(WYTV) – Unfortunately, clouds may get in the way of a once-in-a-lifetime view for Valley residents.
On Monday night, Jupiter and Saturn will align to make a bright “star” in the western sky.
It’s been 800 years since they’ve been this close together.
Research astronomer Jay Reynolds said you should be able to see this super conjunction with the naked eye. A telescope or binoculars will help you see the planets’ moons and the separation between them.
“Those green dots are all the moons you’ll be able to see in one telescopic view,” Reynolds said. “It doesn’t even matter how good the telescope is, this is what you’ll see. Now binoculars, you’ll see both planets very close by. You may see one or two moons definitely, especially of Jupiter and maybe a couple of Saturn, but this is the telescopic view. Happy Meal binoculars will not work.”
It’ll be tough to see with the weather conditions expected for our area Monday night, but here’s some advice for the best viewing possible:
- Be ready to see the conjunction within 30 minutes after sunset — that’s when the two planets will be closest together

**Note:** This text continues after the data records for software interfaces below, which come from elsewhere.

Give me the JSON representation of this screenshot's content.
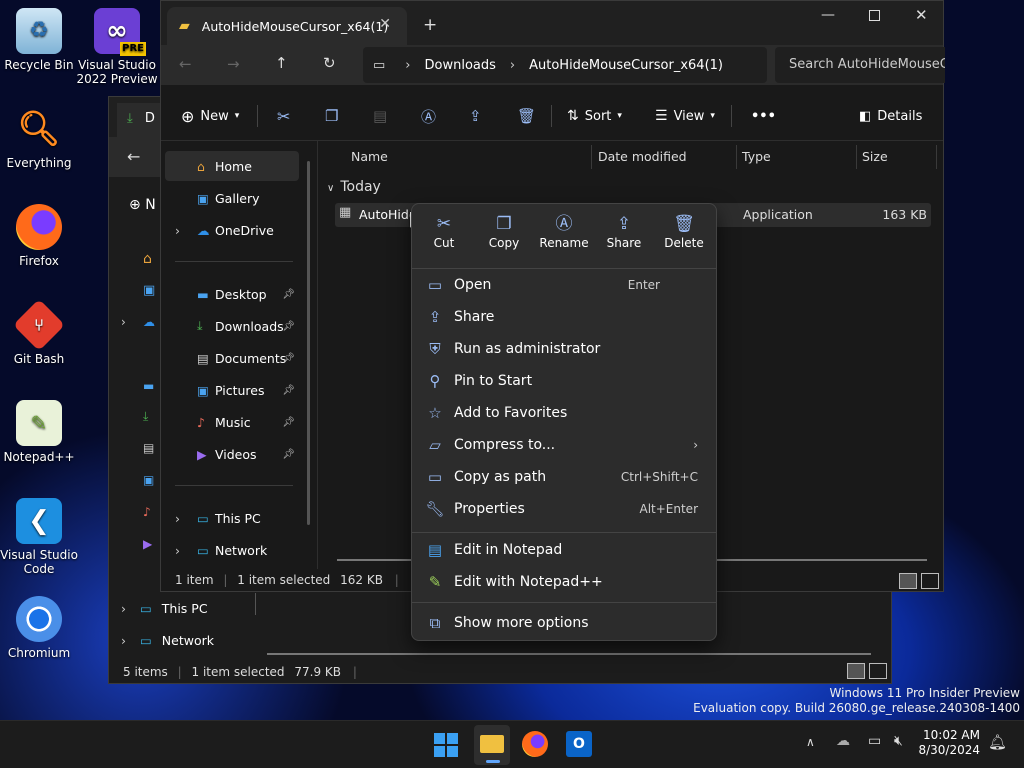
{
  "desktop": {
    "icons": [
      {
        "label": "Recycle Bin",
        "icon": "recycle-bin-icon"
      },
      {
        "label": "Visual Studio 2022 Preview",
        "icon": "visual-studio-icon",
        "badge": "PRE"
      },
      {
        "label": "Everything",
        "icon": "everything-search-icon"
      },
      {
        "label": "Firefox",
        "icon": "firefox-icon"
      },
      {
        "label": "Git Bash",
        "icon": "git-bash-icon"
      },
      {
        "label": "Notepad++",
        "icon": "notepadpp-icon"
      },
      {
        "label": "Visual Studio Code",
        "icon": "vscode-icon"
      },
      {
        "label": "Chromium",
        "icon": "chromium-icon"
      }
    ],
    "watermark": {
      "line1": "Windows 11 Pro Insider Preview",
      "line2": "Evaluation copy. Build 26080.ge_release.240308-1400"
    }
  },
  "back_window": {
    "tab_fragment": "D",
    "new_fragment": "N",
    "sidebar": [
      {
        "label": "This PC"
      },
      {
        "label": "Network"
      }
    ],
    "status": {
      "items": "5 items",
      "selected": "1 item selected",
      "size": "77.9 KB"
    }
  },
  "front_window": {
    "tab_title": "AutoHideMouseCursor_x64(1)",
    "breadcrumb": [
      "Downloads",
      "AutoHideMouseCursor_x64(1)"
    ],
    "search_placeholder": "Search AutoHideMouseC",
    "toolbar": {
      "new": "New",
      "sort": "Sort",
      "view": "View",
      "more": "•••",
      "details": "Details"
    },
    "sidebar": {
      "top": [
        {
          "label": "Home",
          "icon": "home-icon"
        },
        {
          "label": "Gallery",
          "icon": "gallery-icon"
        },
        {
          "label": "OneDrive",
          "icon": "onedrive-icon"
        }
      ],
      "pinned": [
        {
          "label": "Desktop",
          "icon": "desktop-folder-icon"
        },
        {
          "label": "Downloads",
          "icon": "downloads-icon"
        },
        {
          "label": "Documents",
          "icon": "documents-icon"
        },
        {
          "label": "Pictures",
          "icon": "pictures-icon"
        },
        {
          "label": "Music",
          "icon": "music-icon"
        },
        {
          "label": "Videos",
          "icon": "videos-icon"
        }
      ],
      "bottom": [
        {
          "label": "This PC",
          "icon": "this-pc-icon"
        },
        {
          "label": "Network",
          "icon": "network-icon"
        }
      ]
    },
    "columns": [
      "Name",
      "Date modified",
      "Type",
      "Size"
    ],
    "group": "Today",
    "file": {
      "name": "AutoHide",
      "type": "Application",
      "size": "163 KB"
    },
    "status": {
      "items": "1 item",
      "selected": "1 item selected",
      "size": "162 KB"
    }
  },
  "context_menu": {
    "top_actions": [
      {
        "label": "Cut",
        "icon": "cut-icon"
      },
      {
        "label": "Copy",
        "icon": "copy-icon"
      },
      {
        "label": "Rename",
        "icon": "rename-icon"
      },
      {
        "label": "Share",
        "icon": "share-icon"
      },
      {
        "label": "Delete",
        "icon": "delete-icon"
      }
    ],
    "items": [
      {
        "label": "Open",
        "shortcut": "Enter",
        "icon": "open-icon"
      },
      {
        "label": "Share",
        "shortcut": "",
        "icon": "share-icon"
      },
      {
        "label": "Run as administrator",
        "shortcut": "",
        "icon": "shield-icon"
      },
      {
        "label": "Pin to Start",
        "shortcut": "",
        "icon": "pin-icon"
      },
      {
        "label": "Add to Favorites",
        "shortcut": "",
        "icon": "star-icon"
      },
      {
        "label": "Compress to...",
        "shortcut": "",
        "icon": "archive-icon"
      },
      {
        "label": "Copy as path",
        "shortcut": "Ctrl+Shift+C",
        "icon": "path-icon"
      },
      {
        "label": "Properties",
        "shortcut": "Alt+Enter",
        "icon": "wrench-icon"
      }
    ],
    "app_items": [
      {
        "label": "Edit in Notepad",
        "icon": "notepad-icon"
      },
      {
        "label": "Edit with Notepad++",
        "icon": "notepadpp-icon"
      }
    ],
    "more": {
      "label": "Show more options",
      "icon": "more-options-icon"
    }
  },
  "taskbar": {
    "time": "10:02 AM",
    "date": "8/30/2024"
  },
  "colors": {
    "accent": "#60a5fa",
    "window_bg": "#191919",
    "menu_bg": "#2c2c2c"
  }
}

- Be in a clear, open space like a field or baseball diamond
- Look to the west, where the sun just set